WITH LORD KENYON AND MR. PITT;
IN WHICH ARE CONSIDERED
THE SEVERAL OPINIONS OF MR. JEFFREY IN THE EDINBURGH
AND MR. CHARLES BUTLER ;
THE APPLICATION OF THE WHOLE
THE PRESENT CLAIMS OF THE ROMAN CATHOLICS
REV. HENRY PHILLPOTTS, D.D.
RECTOR OF STANHOPE.
Page. 1. The Church of England an essential part of the British Constitution
7. 2. Forma Juramenti Regis Angl. in Coronatione sua (Edw. II.).
14 Oath of Ed. VI.
3. King George III.'s interpretation of the Oath
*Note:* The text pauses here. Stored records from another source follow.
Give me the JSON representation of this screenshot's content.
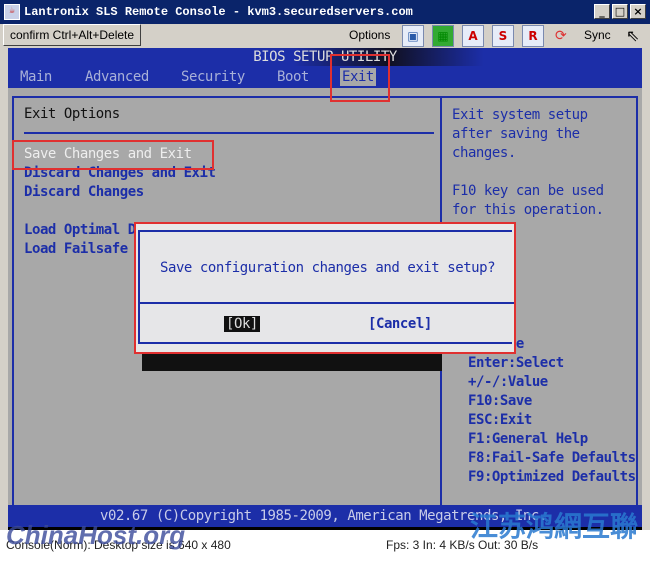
{
  "window": {
    "title": "Lantronix SLS Remote Console - kvm3.securedservers.com",
    "minimize": "_",
    "maximize": "□",
    "close": "×"
  },
  "toolbar": {
    "confirm": "confirm Ctrl+Alt+Delete",
    "options": "Options",
    "icons": [
      "save-icon",
      "monitor-icon",
      "A",
      "S",
      "R"
    ],
    "sync": "Sync"
  },
  "bios": {
    "title": "BIOS SETUP UTILITY",
    "tabs": [
      "Main",
      "Advanced",
      "Security",
      "Boot",
      "Exit"
    ],
    "active_tab": "Exit",
    "section": "Exit Options",
    "items": [
      "Save Changes and Exit",
      "Discard Changes and Exit",
      "Discard Changes",
      "Load Optimal Defaults",
      "Load Failsafe Defaults"
    ],
    "help": [
      "Exit system setup",
      "after saving the",
      "changes.",
      "",
      "F10 key can be used",
      "for this operation."
    ],
    "keys": [
      "↑↓:Move",
      "Enter:Select",
      "+/-/:Value",
      "F10:Save",
      "ESC:Exit",
      "F1:General Help",
      "F8:Fail-Safe Defaults",
      "F9:Optimized Defaults"
    ],
    "footer": "v02.67 (C)Copyright 1985-2009, American Megatrends, Inc.",
    "dialog": {
      "message": "Save configuration changes and exit setup?",
      "ok": "[Ok]",
      "cancel": "[Cancel]"
    }
  },
  "status": {
    "left": "Console(Norm): Desktop size is 640 x 480",
    "right": "Fps: 3 In: 4 KB/s Out: 30 B/s"
  },
  "watermarks": [
    "ChinaHost.org",
    "江苏鸿網互聯"
  ],
  "colors": {
    "bios_blue": "#1c2ea8",
    "bios_gray": "#a8a8a8",
    "highlight_red": "#e03030"
  }
}
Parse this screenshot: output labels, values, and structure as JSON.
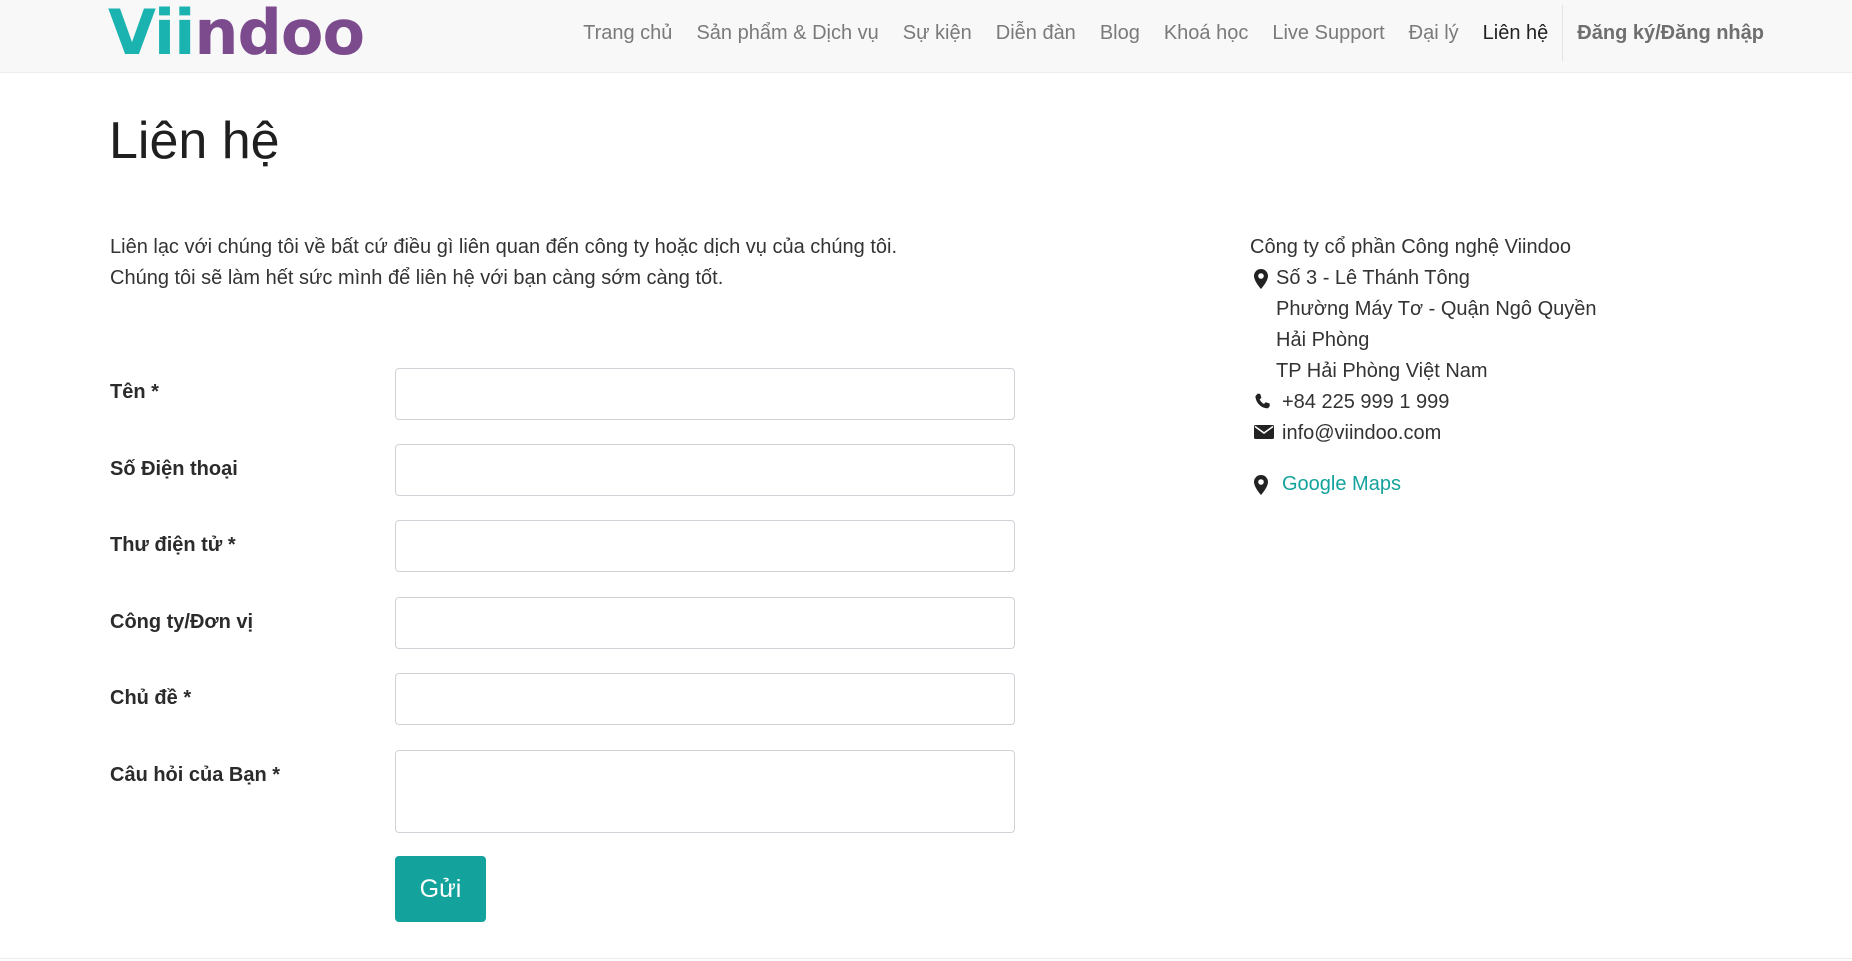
{
  "brand": {
    "logo_part1": "Vii",
    "logo_part2": "ndoo",
    "colors": {
      "teal": "#1bb3b0",
      "purple": "#7c4b8e",
      "accent": "#14a39c"
    }
  },
  "nav": {
    "items": [
      {
        "label": "Trang chủ",
        "active": false
      },
      {
        "label": "Sản phẩm & Dịch vụ",
        "active": false
      },
      {
        "label": "Sự kiện",
        "active": false
      },
      {
        "label": "Diễn đàn",
        "active": false
      },
      {
        "label": "Blog",
        "active": false
      },
      {
        "label": "Khoá học",
        "active": false
      },
      {
        "label": "Live Support",
        "active": false
      },
      {
        "label": "Đại lý",
        "active": false
      },
      {
        "label": "Liên hệ",
        "active": true
      }
    ],
    "login": "Đăng ký/Đăng nhập"
  },
  "page": {
    "title": "Liên hệ",
    "intro_line1": "Liên lạc với chúng tôi về bất cứ điều gì liên quan đến công ty hoặc dịch vụ của chúng tôi.",
    "intro_line2": "Chúng tôi sẽ làm hết sức mình để liên hệ với bạn càng sớm càng tốt."
  },
  "form": {
    "fields": [
      {
        "label": "Tên *",
        "value": ""
      },
      {
        "label": "Số Điện thoại",
        "value": ""
      },
      {
        "label": "Thư điện tử *",
        "value": ""
      },
      {
        "label": "Công ty/Đơn vị",
        "value": ""
      },
      {
        "label": "Chủ đề *",
        "value": ""
      },
      {
        "label": "Câu hỏi của Bạn *",
        "value": ""
      }
    ],
    "submit_label": "Gửi"
  },
  "address": {
    "company": "Công ty cổ phần Công nghệ Viindoo",
    "street": "Số 3 - Lê Thánh Tông",
    "ward": "Phường Máy Tơ - Quận Ngô Quyền",
    "city": "Hải Phòng",
    "province": "TP Hải Phòng Việt Nam",
    "phone": "+84 225 999 1 999",
    "email": "info@viindoo.com",
    "maps_label": "Google Maps",
    "icons": [
      "map-marker-icon",
      "phone-icon",
      "envelope-icon",
      "map-marker-icon"
    ]
  }
}
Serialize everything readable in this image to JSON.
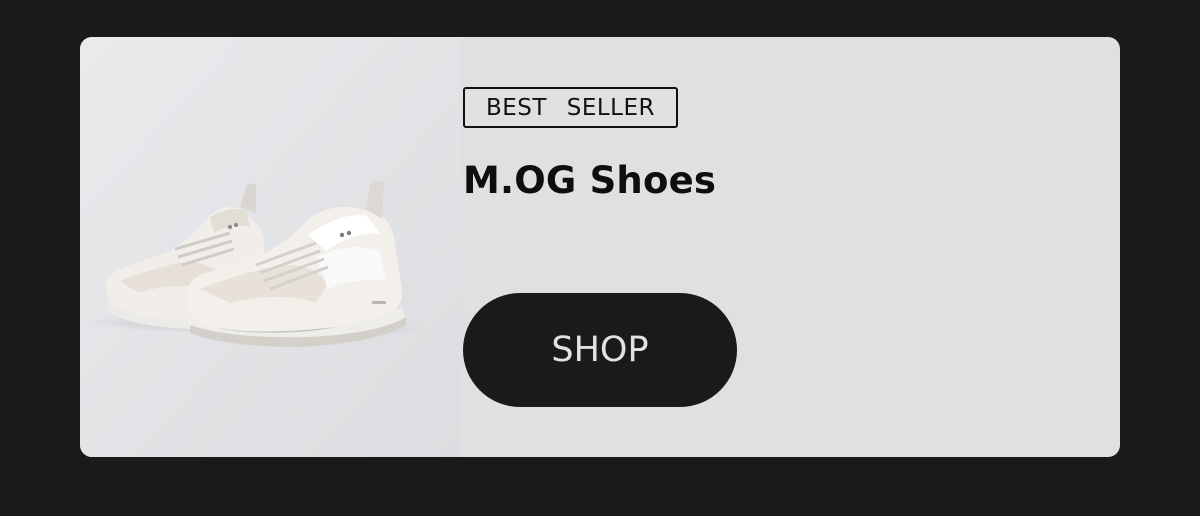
{
  "product": {
    "badge": "BEST SELLER",
    "name": "M.OG Shoes",
    "cta_label": "SHOP",
    "image_icon": "sneaker-pair-image"
  },
  "colors": {
    "page_background": "#1a1a1a",
    "card_background": "#dfe0e2",
    "button_background": "#1a1a1a",
    "button_text": "#e2e2e2",
    "text": "#0e0e0e"
  }
}
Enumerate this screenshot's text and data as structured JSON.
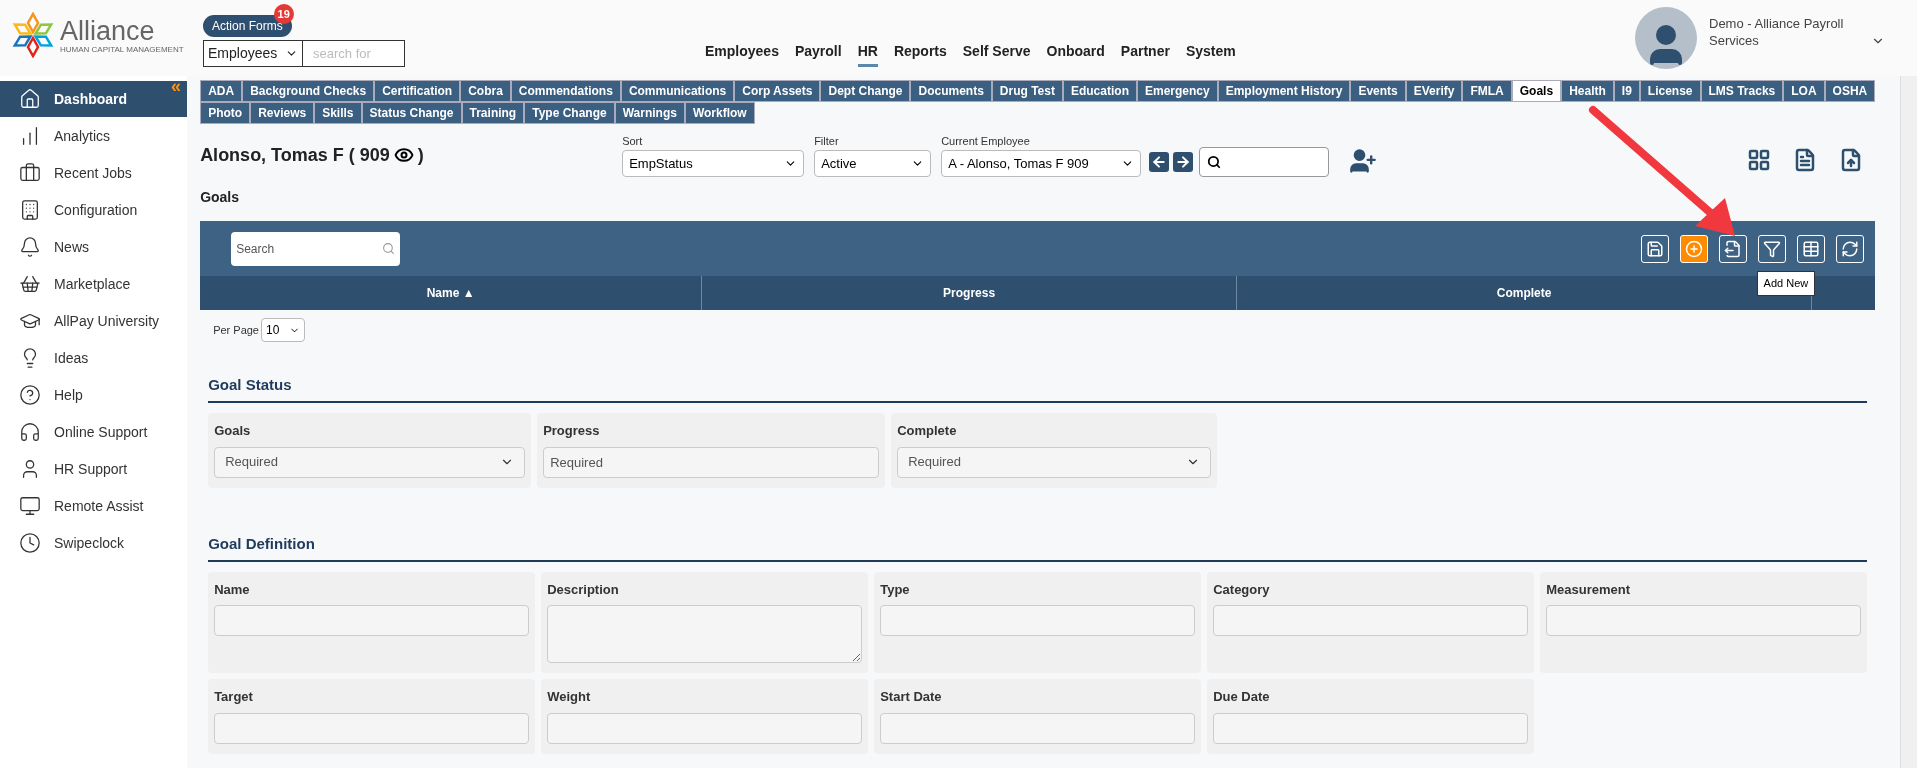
{
  "logo": {
    "name": "Alliance",
    "tagline": "HUMAN CAPITAL MANAGEMENT"
  },
  "action_forms": {
    "label": "Action Forms",
    "count": "19"
  },
  "search": {
    "scope": "Employees",
    "placeholder": "search for"
  },
  "nav": [
    {
      "label": "Employees",
      "selected": false
    },
    {
      "label": "Payroll",
      "selected": false
    },
    {
      "label": "HR",
      "selected": true
    },
    {
      "label": "Reports",
      "selected": false
    },
    {
      "label": "Self Serve",
      "selected": false
    },
    {
      "label": "Onboard",
      "selected": false
    },
    {
      "label": "Partner",
      "selected": false
    },
    {
      "label": "System",
      "selected": false
    }
  ],
  "user": {
    "name": "Demo - Alliance Payroll Services"
  },
  "sidebar": {
    "collapse": "«",
    "items": [
      {
        "label": "Dashboard",
        "selected": true
      },
      {
        "label": "Analytics",
        "selected": false
      },
      {
        "label": "Recent Jobs",
        "selected": false
      },
      {
        "label": "Configuration",
        "selected": false
      },
      {
        "label": "News",
        "selected": false
      },
      {
        "label": "Marketplace",
        "selected": false
      },
      {
        "label": "AllPay University",
        "selected": false
      },
      {
        "label": "Ideas",
        "selected": false
      },
      {
        "label": "Help",
        "selected": false
      },
      {
        "label": "Online Support",
        "selected": false
      },
      {
        "label": "HR Support",
        "selected": false
      },
      {
        "label": "Remote Assist",
        "selected": false
      },
      {
        "label": "Swipeclock",
        "selected": false
      }
    ]
  },
  "tabs": [
    [
      {
        "label": "ADA",
        "selected": false
      },
      {
        "label": "Background Checks",
        "selected": false
      },
      {
        "label": "Certification",
        "selected": false
      },
      {
        "label": "Cobra",
        "selected": false
      },
      {
        "label": "Commendations",
        "selected": false
      },
      {
        "label": "Communications",
        "selected": false
      },
      {
        "label": "Corp Assets",
        "selected": false
      },
      {
        "label": "Dept Change",
        "selected": false
      },
      {
        "label": "Documents",
        "selected": false
      },
      {
        "label": "Drug Test",
        "selected": false
      },
      {
        "label": "Education",
        "selected": false
      },
      {
        "label": "Emergency",
        "selected": false
      },
      {
        "label": "Employment History",
        "selected": false
      },
      {
        "label": "Events",
        "selected": false
      },
      {
        "label": "EVerify",
        "selected": false
      },
      {
        "label": "FMLA",
        "selected": false
      },
      {
        "label": "Goals",
        "selected": true
      },
      {
        "label": "Health",
        "selected": false
      },
      {
        "label": "I9",
        "selected": false
      },
      {
        "label": "License",
        "selected": false
      },
      {
        "label": "LMS Tracks",
        "selected": false
      },
      {
        "label": "LOA",
        "selected": false
      },
      {
        "label": "OSHA",
        "selected": false
      }
    ],
    [
      {
        "label": "Photo",
        "selected": false
      },
      {
        "label": "Reviews",
        "selected": false
      },
      {
        "label": "Skills",
        "selected": false
      },
      {
        "label": "Status Change",
        "selected": false
      },
      {
        "label": "Training",
        "selected": false
      },
      {
        "label": "Type Change",
        "selected": false
      },
      {
        "label": "Warnings",
        "selected": false
      },
      {
        "label": "Workflow",
        "selected": false
      }
    ]
  ],
  "employee": {
    "name": "Alonso, Tomas F ( 909",
    "closing": ")"
  },
  "sort": {
    "label": "Sort",
    "value": "EmpStatus"
  },
  "filter": {
    "label": "Filter",
    "value": "Active"
  },
  "current_employee": {
    "label": "Current Employee",
    "value": "A - Alonso, Tomas F 909"
  },
  "section_title": "Goals",
  "grid": {
    "search_placeholder": "Search",
    "tooltip": "Add New",
    "columns": [
      "Name ▲",
      "Progress",
      "Complete"
    ],
    "per_page_label": "Per Page",
    "per_page": "10"
  },
  "goal_status": {
    "title": "Goal Status",
    "fields": [
      {
        "label": "Goals",
        "kind": "select",
        "value": "Required"
      },
      {
        "label": "Progress",
        "kind": "input",
        "placeholder": "Required"
      },
      {
        "label": "Complete",
        "kind": "select",
        "value": "Required"
      }
    ]
  },
  "goal_definition": {
    "title": "Goal Definition",
    "fields": [
      {
        "label": "Name",
        "kind": "input"
      },
      {
        "label": "Description",
        "kind": "textarea"
      },
      {
        "label": "Type",
        "kind": "input"
      },
      {
        "label": "Category",
        "kind": "input"
      },
      {
        "label": "Measurement",
        "kind": "input"
      },
      {
        "label": "Target",
        "kind": "input"
      },
      {
        "label": "Weight",
        "kind": "input"
      },
      {
        "label": "Start Date",
        "kind": "input"
      },
      {
        "label": "Due Date",
        "kind": "input"
      }
    ]
  }
}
burgh Review . 7. Mr. Dillon, Essay on the Coronation Oath 8. The King as Legislator 9. The King as Legislator is bound by his Coronation
.0. Mr. Burke's Letter to Sir Hercules Langrishe . . 102 11. Dr. Milner's “ Case of Conscience.”
. 107 12. Mr. C. Butler's Letter on the Coronation Oath 116 13. No pledge of Concession to Irish Roman Catholics given at the Union
136 14. Mr. Pitt's Letter to King George III.
146 15. Test devised by Mr. Burke .
157 16. Authority of Lord Bacon-Lord Coke--Blackstone . 170 17. Lord Kenyon's interpretation of the Coronation Oath 173 18. Application of the precedivg argument
176 19. Language and Conduct of Irish Roman Catholic Prelates.
186 20. Claims of Roman Catholic Bishops in Ireland . . . 258 21. Power of Roman Catholic Bishops and Clergy over the Representation of Ireland
268 22. Case of the 40s. Freeholders.
A. (p. 55.) On Note in Edinburgh Review, No. LXXV. 293 B. (p. 96.) Calumnious Attack on King Charles I. in Edinburgh Review, No. XCI. .
297 C. (p. 141.) No Pledge of Concession given at the Union to the Irish Roman Catholics
. 303 D. (p. 233.) Dr. Mac Hale, Roman Catholic Coadjutor
Bishop of Killala's Examination before the Commis-
314 E. (p. 242.) Nag's Head Fable respecting Archbishop Parker's Consecration
THE CORONATION OATH,
AN ENGLISH LAYMAN.
MY DEAR FRIEND,
I HAVE received your Letter, in which you thank me for giving to the world the interesting and valuable Correspondence of our late revered Sovereign with Lord Kenyon and Mr. Pitt. You need not, however, be told, that some of our common friends have doubted the
expediency of that publication; while many of our opponents have affected to rejoice at it, as a measure decidedly favourable to their views. In particular, the British Roman Catholic Association, very soon after the correspondence appeared, passed a resolution to print and circulate it in an edition of their own ;-a resolution, which, I am sorry to say, seems to be not yet carried into effect.—Mr. Charles Butler,